Hi Snowdrift !
I’m Boris, soon to 32 years old. I live in the far west of Eurasia. My mother tongue is French.
First of all, let me say I’m just socked.
Shocked that I didn’t hear about Snowdrift.coop years ago.
Shocked that I didn’t even know the snowdrift game. I studied a bit of economics and game theory when I was in high school. I knew about the prisoners dilemma and the free-rider problem (plus Nicky Case refreshed my memory on those concepts most recently), but I didn’t know about the game of chicken, so thanks for that!
I’ve been interested in FOSS since I was 15 yo and learnt programming. I went to study computer science at the university, stayed there a year and a half, and left when I heard a teacher say “we now have to industrialize the processes”. I felt despair thinking that getting the diploma would eventually lead me to produce proprietary software, with no consideration whatsoever for the common good, so I left.
I then taught website creation to small business owners (had to pay the bills) and learnt some marketing concepts along the way.
Still thinking about Free Software and ways to fund it, I had the same analysis as yours (at least one half of it) : we don’t donate when we think our impact will be small.
So I suggested on FramaColibri (Framasoft forums ; Framasoft is the association that funded PeerTube) that we give users the opportunity to fund specific features of a project.
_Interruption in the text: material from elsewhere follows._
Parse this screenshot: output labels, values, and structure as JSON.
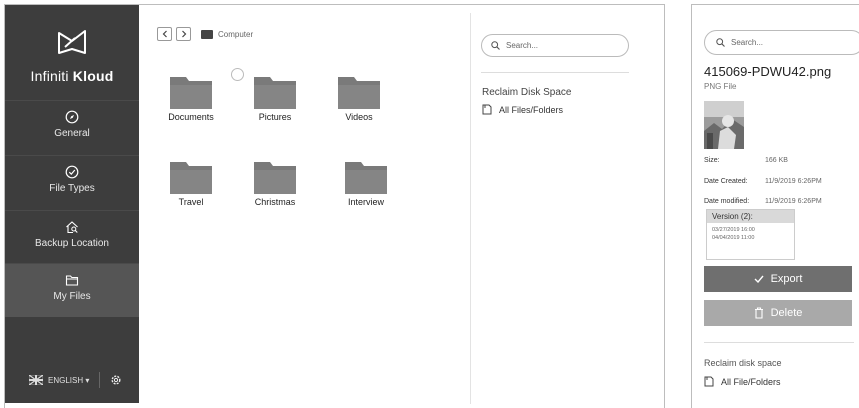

Just like feature bounties on LaunchPad, but aimed more towards the general public, with a nice user interface. At the time, I thought about something looking like this :
It didn’t get much echo, but in a reply to my post, I was told about the Relative Theory of Money, libre currencies, Ğ1, Duniter, Cesium and Ğchange. I jumped right into this rabbit hole and contributed by improving websites, communication, the UX/UI of a Duniter client, etc.
But progress on this project felt too slow for me. There is a religion of bootstrapping and dogfooding among the Duniter community. They don’t want to accept debt money (such as €) and the whole project relies on soon-to-burn-out contributors. That was about the time I read Pieter Hintjens’ Social Architecture
Then I left and went to live in a forest-garden, which is supposed to give us the food, water, electricity (#solarpunk) and time we need to code.
Then, a few days ago, as I was ruminating about the lack of good music creation tools on GNU+Linux, I googled “linux music crowdfunding” and stumbled an article in Linux Magazine (it was the 4th result).
This is how I got there and I want to help, because I think Snowdrift has the potential to be a game changer for both FOSS and the commons in general.
I can help :
- by translating contents to French
- by talking about SnowDrift to Framasoft (they don’t seem to be aware of SnowDrift, which I find quite shocking)
- by spreading the word anywhere I can. I’ve very recently started working on a project called Pimp My FOSS, and I plan to mention crowdfunding (esp. SnowDrift) in the course
- VSTs on Linux (strings, woodwinds, brass, etc.), though a one-off campaign seems more appropriate for that (?)
- KDEnlive or some better video production software
- anything related to low techs and climate resilience